In SlateEurope Has a Serious Anti-Semitism Problem, and It’s Not All About Israel:

recent Anti-Defamation League survey found that 24 percent of the French population and 21 percent of the German population harbor some anti-Semitic attitudes. A recent study of anti-Semitic letters received by Germany’s main Jewish organization found that 60 percent of the hate mail came from well-educated Germans. So this isn’t just a problem with young, disaffected Muslim men.

After all, the two worst recent incidents of violence against Jews in Europe—the killing of three children and a teacher in a 2012 attack on a Jewish school in Toulouse and the shooting of three people at a Jewish museum in Brussels in May—took place during times when there wasn’t much news coming out of Israel. Continentwide statistics on anti-Semitic incidents leading up to the most recent uptick don’t show much of an overall trendin Britain, anti-Semitic violence is becoming less common while online abuse is becoming more frequent—or a correlation with events in Israel and Palestine.

antisemitismThe perpetrators of the two incidents in question? 29 year old Mehdi Nemmouche and 24 year old Mohammed Merah. That’s what I call chutzpah. Or, the author of the piece is flying under the radar of the implicit red-lines of what is permissible in Slate by inserting those links which actually support the idea that anti-Semitism is a problem of disaffected young Muslim men. Mind you, I grant that anti-Semitism has broad, but shallow, roots across much of Europe. The key is whether mild antipathy flips into politicized violence. Because of the Arab-Israeli conflict people of a Muslim background often have casually anti-Semitic views above and beyond what you might expect. Some individuals take the political dimensions very seriously, and the drum beat of vociferous coverage of the actions of the Israeli state bleeds into perceptions about Jews as a whole.*

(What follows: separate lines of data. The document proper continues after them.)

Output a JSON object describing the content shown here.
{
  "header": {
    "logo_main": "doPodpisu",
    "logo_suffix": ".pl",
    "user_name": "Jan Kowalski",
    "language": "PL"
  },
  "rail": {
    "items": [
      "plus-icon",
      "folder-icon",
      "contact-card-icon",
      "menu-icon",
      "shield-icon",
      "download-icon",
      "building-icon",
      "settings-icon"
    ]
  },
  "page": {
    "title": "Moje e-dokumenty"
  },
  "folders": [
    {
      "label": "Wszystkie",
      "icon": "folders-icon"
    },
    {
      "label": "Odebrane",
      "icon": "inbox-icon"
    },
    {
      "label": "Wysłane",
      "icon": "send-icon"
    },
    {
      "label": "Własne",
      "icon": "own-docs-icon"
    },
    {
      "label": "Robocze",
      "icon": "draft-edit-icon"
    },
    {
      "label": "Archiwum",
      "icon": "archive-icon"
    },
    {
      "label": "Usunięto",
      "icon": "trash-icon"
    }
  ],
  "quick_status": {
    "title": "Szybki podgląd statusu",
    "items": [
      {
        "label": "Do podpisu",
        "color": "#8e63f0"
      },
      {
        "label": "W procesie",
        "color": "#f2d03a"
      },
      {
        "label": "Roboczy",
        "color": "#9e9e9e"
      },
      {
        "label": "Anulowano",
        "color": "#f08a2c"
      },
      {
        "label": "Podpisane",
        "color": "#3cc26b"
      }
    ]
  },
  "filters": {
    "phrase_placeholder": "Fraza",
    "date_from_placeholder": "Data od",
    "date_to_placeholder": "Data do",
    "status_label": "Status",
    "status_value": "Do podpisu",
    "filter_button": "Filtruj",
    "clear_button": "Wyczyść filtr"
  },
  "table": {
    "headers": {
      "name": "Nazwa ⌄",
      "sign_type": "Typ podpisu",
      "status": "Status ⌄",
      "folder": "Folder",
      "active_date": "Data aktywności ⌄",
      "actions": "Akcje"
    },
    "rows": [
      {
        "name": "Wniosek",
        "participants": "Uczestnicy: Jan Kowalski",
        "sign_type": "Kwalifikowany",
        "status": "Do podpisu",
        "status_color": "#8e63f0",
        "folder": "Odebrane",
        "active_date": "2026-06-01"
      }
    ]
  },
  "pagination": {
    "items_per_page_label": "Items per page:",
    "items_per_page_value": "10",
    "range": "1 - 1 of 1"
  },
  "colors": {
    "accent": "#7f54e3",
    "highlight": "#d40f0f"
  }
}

Though the American media seems to be taking an antiseptic attidue toward the demographic composition of anti-Israeli rallies which have become anti-Semitic in a cartoonish sense, they haven’t censored the photographs. It’s rather obvious that young men of Middle Eastern heritage are prominent at these rallies. They aren’t a representative slice of the populations of France and Germany, to name two countries.

* To be even-handed, some Jews elide and erase the distinction between being Jewish and being Israeli.

·

Apr/14

17

Leftist blasphemies

Oberlin has had to walk back its policies about “trigger warnings.” An op-ed defending the old policy highlights what’s really going on here:

Trigger warnings exist in order to warn readers about sensitive subjects, like sexual violence or war, that could be traumatic to individuals who have had past experiences related to such topics, not to remove these subjects from academic discussion. They do not “glorify victimhood”; instead, they validate the life experiences of certain members of our community and allow individuals to make informed decisions.

Who defines what a “sensitive subject” is? The headline tells you who, “Staff Seeks Balance Between Free Speech and Community Standards in Online Comment Moderation.” The Oberlin community is not the same as the community of an Iraqi village, and its standards of different. The emphasis on sensitivity and emotional reaction and perception is a common one on the liberal-Left, but I wonder if they stop to reflect that this sort of standard has traditionally been used to defend standard religious orthodoxies from vigorous, even blasphemous, critique. I doubt that anyone at Oberlin would wish to censor a thorough thrashing of conservative Christianity, because it seems unlikey that there are many conservative Christians at the university. But the same logic could be used by a different demographic.

·

Older posts >>

Theme Design by devolux.nh2.me